As we have explained, proposals from the President and House Republicans to raise rents on the poorest recipients of federal housing assistance could impose unaffordable burdens on many of them. Some people might question whether the proposed increases are really that significant: who couldn’t afford another $20-$25 per month?
Lots of people, as the new study from the National Poverty Center makes clear.
The study reports a 130 percent increase since 1996 in the number of families with children living on less than $2 per person per day.
About 300,000 of these extremely poor families, or about one in five, received housing assistance as of the beginning of 2011, the study notes.
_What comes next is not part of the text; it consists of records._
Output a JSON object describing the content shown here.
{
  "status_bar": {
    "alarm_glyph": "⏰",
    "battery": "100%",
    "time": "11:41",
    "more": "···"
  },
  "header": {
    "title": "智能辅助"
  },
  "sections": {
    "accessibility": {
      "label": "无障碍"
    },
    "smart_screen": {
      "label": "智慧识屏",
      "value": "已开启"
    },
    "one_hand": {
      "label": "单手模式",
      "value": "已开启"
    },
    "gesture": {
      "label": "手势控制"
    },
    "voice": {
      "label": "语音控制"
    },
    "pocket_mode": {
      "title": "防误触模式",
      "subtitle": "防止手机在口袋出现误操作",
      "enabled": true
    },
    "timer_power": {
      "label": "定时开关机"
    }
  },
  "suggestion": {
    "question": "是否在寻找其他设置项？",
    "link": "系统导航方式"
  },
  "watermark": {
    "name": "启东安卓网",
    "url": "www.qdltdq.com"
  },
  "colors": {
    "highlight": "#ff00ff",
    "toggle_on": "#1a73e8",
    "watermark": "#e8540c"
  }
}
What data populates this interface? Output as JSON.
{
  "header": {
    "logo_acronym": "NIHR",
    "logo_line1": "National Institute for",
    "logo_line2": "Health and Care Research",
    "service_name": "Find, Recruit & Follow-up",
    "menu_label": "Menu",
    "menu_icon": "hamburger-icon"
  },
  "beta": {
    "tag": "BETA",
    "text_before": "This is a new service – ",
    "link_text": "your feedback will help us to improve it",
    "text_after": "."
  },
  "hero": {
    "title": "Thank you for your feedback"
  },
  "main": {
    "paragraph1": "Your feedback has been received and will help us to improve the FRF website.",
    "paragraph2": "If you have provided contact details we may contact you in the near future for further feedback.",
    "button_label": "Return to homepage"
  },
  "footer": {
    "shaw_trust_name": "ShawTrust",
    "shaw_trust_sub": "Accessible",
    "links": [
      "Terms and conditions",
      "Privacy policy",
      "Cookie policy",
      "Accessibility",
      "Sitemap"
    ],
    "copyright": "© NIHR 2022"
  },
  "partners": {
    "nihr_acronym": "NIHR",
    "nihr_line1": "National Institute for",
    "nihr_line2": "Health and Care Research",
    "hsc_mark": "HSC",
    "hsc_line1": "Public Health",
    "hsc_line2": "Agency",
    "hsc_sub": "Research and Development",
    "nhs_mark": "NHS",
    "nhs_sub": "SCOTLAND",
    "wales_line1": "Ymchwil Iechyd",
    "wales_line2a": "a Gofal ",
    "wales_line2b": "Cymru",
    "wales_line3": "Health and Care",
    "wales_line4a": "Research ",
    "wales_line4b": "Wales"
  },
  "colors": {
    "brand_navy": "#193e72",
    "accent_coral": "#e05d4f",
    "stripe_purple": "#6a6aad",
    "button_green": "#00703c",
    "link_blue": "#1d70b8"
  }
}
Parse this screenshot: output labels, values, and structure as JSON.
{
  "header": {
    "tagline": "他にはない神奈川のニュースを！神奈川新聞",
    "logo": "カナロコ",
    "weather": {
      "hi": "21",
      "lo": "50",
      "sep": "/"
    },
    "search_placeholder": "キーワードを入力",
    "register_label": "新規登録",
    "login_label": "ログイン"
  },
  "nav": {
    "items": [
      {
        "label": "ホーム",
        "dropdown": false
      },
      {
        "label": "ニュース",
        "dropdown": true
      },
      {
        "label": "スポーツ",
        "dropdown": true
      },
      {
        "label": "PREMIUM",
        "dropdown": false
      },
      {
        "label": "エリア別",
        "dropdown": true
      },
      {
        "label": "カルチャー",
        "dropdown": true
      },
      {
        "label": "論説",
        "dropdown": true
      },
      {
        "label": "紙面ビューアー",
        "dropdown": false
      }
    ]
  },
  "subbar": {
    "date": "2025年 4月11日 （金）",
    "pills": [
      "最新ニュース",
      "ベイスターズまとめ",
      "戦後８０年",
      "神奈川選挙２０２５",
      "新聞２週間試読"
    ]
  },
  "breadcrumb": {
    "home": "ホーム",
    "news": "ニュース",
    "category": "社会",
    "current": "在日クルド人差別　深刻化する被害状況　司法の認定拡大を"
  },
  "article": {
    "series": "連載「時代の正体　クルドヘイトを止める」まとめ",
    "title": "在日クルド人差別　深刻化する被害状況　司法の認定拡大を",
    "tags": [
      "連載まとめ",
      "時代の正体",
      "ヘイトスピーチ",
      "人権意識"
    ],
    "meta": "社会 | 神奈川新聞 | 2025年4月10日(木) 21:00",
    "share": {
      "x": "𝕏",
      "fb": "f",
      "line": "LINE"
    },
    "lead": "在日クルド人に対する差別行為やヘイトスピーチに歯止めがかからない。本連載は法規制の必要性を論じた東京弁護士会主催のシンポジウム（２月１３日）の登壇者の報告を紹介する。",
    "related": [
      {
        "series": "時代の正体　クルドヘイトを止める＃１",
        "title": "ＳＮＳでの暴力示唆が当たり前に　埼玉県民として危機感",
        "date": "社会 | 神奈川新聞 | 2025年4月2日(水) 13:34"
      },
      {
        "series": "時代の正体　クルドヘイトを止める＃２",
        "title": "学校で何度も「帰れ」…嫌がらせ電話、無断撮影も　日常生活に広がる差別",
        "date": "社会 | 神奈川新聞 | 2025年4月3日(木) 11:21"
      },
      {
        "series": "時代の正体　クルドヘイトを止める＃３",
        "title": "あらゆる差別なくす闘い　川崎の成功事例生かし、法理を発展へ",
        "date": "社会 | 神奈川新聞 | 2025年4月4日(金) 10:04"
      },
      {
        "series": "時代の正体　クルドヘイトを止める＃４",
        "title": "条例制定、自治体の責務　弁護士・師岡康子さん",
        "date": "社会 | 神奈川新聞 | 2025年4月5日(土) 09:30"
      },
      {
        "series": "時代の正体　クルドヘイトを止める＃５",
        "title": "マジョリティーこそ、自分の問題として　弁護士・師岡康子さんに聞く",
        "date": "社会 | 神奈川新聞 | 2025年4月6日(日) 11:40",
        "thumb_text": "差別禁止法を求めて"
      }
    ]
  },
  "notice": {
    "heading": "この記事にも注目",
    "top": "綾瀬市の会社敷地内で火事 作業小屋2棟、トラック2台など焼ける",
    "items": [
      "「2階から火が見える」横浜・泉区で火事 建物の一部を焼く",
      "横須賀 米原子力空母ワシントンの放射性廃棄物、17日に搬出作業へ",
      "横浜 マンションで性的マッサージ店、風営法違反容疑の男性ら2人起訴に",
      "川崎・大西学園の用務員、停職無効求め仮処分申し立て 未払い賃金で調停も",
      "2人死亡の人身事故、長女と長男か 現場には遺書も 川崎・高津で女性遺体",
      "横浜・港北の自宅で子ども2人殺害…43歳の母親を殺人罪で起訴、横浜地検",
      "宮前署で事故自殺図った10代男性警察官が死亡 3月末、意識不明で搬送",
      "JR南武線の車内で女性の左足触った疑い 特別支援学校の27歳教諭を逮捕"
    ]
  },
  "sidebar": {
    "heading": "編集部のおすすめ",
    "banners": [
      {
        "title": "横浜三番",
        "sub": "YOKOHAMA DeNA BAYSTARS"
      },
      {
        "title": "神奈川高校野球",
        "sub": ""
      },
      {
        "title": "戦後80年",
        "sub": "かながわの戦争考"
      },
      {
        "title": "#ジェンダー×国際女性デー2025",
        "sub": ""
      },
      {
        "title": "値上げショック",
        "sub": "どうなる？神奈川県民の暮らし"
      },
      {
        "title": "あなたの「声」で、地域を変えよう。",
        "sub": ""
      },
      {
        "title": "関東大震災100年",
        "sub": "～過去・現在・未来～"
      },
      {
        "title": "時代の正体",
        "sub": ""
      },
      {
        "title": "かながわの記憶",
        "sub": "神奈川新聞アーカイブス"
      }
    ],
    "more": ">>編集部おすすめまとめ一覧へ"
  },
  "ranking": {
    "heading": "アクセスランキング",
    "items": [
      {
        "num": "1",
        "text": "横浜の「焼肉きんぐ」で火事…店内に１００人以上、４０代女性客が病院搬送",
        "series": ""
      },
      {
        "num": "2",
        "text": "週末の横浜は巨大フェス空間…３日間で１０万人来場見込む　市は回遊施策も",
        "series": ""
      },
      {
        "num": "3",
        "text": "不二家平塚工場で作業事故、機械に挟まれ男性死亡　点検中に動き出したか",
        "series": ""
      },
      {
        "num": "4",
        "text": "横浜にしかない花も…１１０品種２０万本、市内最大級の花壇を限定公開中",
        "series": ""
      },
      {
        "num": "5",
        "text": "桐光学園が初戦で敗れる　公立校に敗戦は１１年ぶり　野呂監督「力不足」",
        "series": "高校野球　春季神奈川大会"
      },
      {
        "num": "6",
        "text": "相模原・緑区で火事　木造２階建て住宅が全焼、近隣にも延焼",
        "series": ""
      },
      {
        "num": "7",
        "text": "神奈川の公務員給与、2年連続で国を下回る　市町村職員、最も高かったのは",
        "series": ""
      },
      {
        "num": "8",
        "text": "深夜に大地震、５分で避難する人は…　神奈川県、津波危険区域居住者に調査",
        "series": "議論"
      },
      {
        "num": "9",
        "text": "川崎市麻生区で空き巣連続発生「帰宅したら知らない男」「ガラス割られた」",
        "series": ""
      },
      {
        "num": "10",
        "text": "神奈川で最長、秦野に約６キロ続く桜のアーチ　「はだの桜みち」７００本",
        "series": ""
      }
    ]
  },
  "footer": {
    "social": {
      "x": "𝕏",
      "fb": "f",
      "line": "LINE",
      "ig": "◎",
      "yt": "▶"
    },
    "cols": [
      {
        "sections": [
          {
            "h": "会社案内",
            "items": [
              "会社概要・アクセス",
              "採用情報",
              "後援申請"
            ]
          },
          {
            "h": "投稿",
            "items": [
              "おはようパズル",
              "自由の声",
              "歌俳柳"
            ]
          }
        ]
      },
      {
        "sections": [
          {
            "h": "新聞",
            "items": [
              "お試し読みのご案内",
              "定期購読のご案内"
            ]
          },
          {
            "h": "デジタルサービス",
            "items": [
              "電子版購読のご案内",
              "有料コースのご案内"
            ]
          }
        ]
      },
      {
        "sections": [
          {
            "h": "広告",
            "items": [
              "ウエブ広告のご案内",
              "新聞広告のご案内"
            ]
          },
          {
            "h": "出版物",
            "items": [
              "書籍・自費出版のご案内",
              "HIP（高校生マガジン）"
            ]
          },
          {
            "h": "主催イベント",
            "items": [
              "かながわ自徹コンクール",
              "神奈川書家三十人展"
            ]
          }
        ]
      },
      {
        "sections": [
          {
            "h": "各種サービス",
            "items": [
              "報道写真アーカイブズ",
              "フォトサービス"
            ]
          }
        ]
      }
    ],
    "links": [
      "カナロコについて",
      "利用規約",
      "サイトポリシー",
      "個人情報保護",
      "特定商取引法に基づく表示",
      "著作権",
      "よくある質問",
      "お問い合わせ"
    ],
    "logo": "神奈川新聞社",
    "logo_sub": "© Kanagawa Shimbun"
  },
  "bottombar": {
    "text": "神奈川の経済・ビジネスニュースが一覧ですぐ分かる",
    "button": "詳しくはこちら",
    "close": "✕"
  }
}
This is consistent with our analysis , based on data from the Department of Housing and Urban Development, that some 330,000 families with nearly 700,000 children — as well as another 150,000 households without children — would face a rent increase under the House proposal. Even more families would face increases under the President’s proposal.